WORK INSTRUCTIONS
Each entry below should be printed exactly as given.

RECORDS TO PROCESS
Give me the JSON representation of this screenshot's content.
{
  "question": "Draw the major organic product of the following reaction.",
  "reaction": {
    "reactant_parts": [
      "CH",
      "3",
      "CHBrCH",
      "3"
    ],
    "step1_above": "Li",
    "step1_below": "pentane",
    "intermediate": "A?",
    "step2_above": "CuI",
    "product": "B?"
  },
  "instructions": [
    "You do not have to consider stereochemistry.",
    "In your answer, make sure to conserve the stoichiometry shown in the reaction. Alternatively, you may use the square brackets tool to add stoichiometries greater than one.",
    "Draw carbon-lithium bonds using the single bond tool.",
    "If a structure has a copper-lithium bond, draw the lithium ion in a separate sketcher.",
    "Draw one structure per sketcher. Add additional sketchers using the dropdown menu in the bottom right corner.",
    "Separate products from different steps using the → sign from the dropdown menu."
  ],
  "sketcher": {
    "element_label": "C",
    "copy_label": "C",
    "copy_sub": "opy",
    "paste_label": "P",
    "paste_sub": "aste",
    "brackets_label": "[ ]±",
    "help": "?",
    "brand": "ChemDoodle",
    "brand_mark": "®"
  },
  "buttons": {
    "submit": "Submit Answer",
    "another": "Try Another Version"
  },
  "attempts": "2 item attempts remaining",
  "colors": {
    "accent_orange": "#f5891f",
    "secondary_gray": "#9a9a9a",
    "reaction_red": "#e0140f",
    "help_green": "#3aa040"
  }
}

WRITTEN ANSWER
Give me the JSON representation of this screenshot's content.
{
  "question": "Draw the major organic product of the following reaction.",
  "reaction": {
    "reactant_parts": [
      "CH",
      "3",
      "CHBrCH",
      "3"
    ],
    "step1_above": "Li",
    "step1_below": "pentane",
    "intermediate": "A?",
    "step2_above": "CuI",
    "product": "B?"
  },
  "instructions": [
    "You do not have to consider stereochemistry.",
    "In your answer, make sure to conserve the stoichiometry shown in the reaction. Alternatively, you may use the square brackets tool to add stoichiometries greater than one.",
    "Draw carbon-lithium bonds using the single bond tool.",
    "If a structure has a copper-lithium bond, draw the lithium ion in a separate sketcher.",
    "Draw one structure per sketcher. Add additional sketchers using the dropdown menu in the bottom right corner.",
    "Separate products from different steps using the → sign from the dropdown menu."
  ],
  "sketcher": {
    "element_label": "C",
    "copy_label": "C",
    "copy_sub": "opy",
    "paste_label": "P",
    "paste_sub": "aste",
    "brackets_label": "[ ]±",
    "help": "?",
    "brand": "ChemDoodle",
    "brand_mark": "®"
  },
  "buttons": {
    "submit": "Submit Answer",
    "another": "Try Another Version"
  },
  "attempts": "2 item attempts remaining",
  "colors": {
    "accent_orange": "#f5891f",
    "secondary_gray": "#9a9a9a",
    "reaction_red": "#e0140f",
    "help_green": "#3aa040"
  }
}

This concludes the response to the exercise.